U.S. workers in recent years have been pressed to produce more, although often for modest wage increases that have helped keep their employers’ costs down.
Data released Thursday showed this worker-productivity trend gaining in the third quarter, helping explain why the economy and corporate profits are growing solidly even as many workers feel uneasy.
U.S. business productivity — measuring worker output per hour — surged at an annual rate of 4.1 percent in the July-September period, the Labor Department reported. It was the strongest increase in more than a year and far surpassed expectations.
Meanwhile, unit labor costs — what it costs businesses to produce a given output for a set amount of labor — declined at an annual rate of 0.5 percent in the quarter, the department said. It was the first drop in this key indicator since the second quarter of 2004.
Most Read Stories
- Your guide to enjoying the eclipse from Seattle
- Friends honor artist’s last wishes with water ballet in a Seattle kiddie pool WATCH
- Battling demons in a community looking to Trump for change VIEW
- Traffic still moving in Oregon as solar eclipse approaches VIEW
- Experts answer your burning questions about the 2017 solar eclipse
The results were “a remarkable achievement and a testimony to the flexibility of resources in the economy,” said Brian Bethune, an economist for Global Insight, a research firm in Lexington, Mass.

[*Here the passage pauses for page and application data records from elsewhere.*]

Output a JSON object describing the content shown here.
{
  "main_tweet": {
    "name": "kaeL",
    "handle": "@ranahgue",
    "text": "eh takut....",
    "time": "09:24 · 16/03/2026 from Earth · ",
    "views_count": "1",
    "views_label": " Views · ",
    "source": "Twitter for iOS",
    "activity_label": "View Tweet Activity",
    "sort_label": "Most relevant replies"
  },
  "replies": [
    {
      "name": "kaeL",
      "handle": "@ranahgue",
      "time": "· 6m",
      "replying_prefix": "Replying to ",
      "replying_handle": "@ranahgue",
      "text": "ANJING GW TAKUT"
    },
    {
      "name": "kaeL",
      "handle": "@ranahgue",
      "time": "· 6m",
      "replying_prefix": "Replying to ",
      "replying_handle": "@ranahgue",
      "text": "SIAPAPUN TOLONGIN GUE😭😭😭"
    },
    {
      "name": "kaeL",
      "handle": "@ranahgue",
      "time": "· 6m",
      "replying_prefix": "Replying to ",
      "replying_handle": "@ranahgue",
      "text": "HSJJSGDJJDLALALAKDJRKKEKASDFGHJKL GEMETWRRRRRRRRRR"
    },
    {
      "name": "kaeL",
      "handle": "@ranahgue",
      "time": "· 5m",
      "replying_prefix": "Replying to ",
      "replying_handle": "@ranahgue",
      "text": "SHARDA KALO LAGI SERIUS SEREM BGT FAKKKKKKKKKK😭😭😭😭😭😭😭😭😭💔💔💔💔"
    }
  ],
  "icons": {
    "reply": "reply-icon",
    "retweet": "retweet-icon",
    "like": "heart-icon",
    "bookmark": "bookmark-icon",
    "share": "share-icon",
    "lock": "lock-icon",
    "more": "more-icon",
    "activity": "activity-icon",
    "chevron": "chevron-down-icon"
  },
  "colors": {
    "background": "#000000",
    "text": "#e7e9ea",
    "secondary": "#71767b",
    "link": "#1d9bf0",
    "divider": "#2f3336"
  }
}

Although the “stunning” numbers are unlikely to be repeated in the current quarter, “The strong underlying productivity trends in the economy are expected to continue,” he said.
For many firms, boosting productivity while managing labor costs — often through technology, workplace changes or outsourcing — is needed to compete against lower-cost foreign and U.S. rivals.
Strong productivity gains normally could support higher pay. But although growth in overall compensation — wages and benefits together — have surpassed inflation, wage boosts alone have not. That may help explain why surveys show workers are unsettled about the economy, even though it is growing at an above-average pace.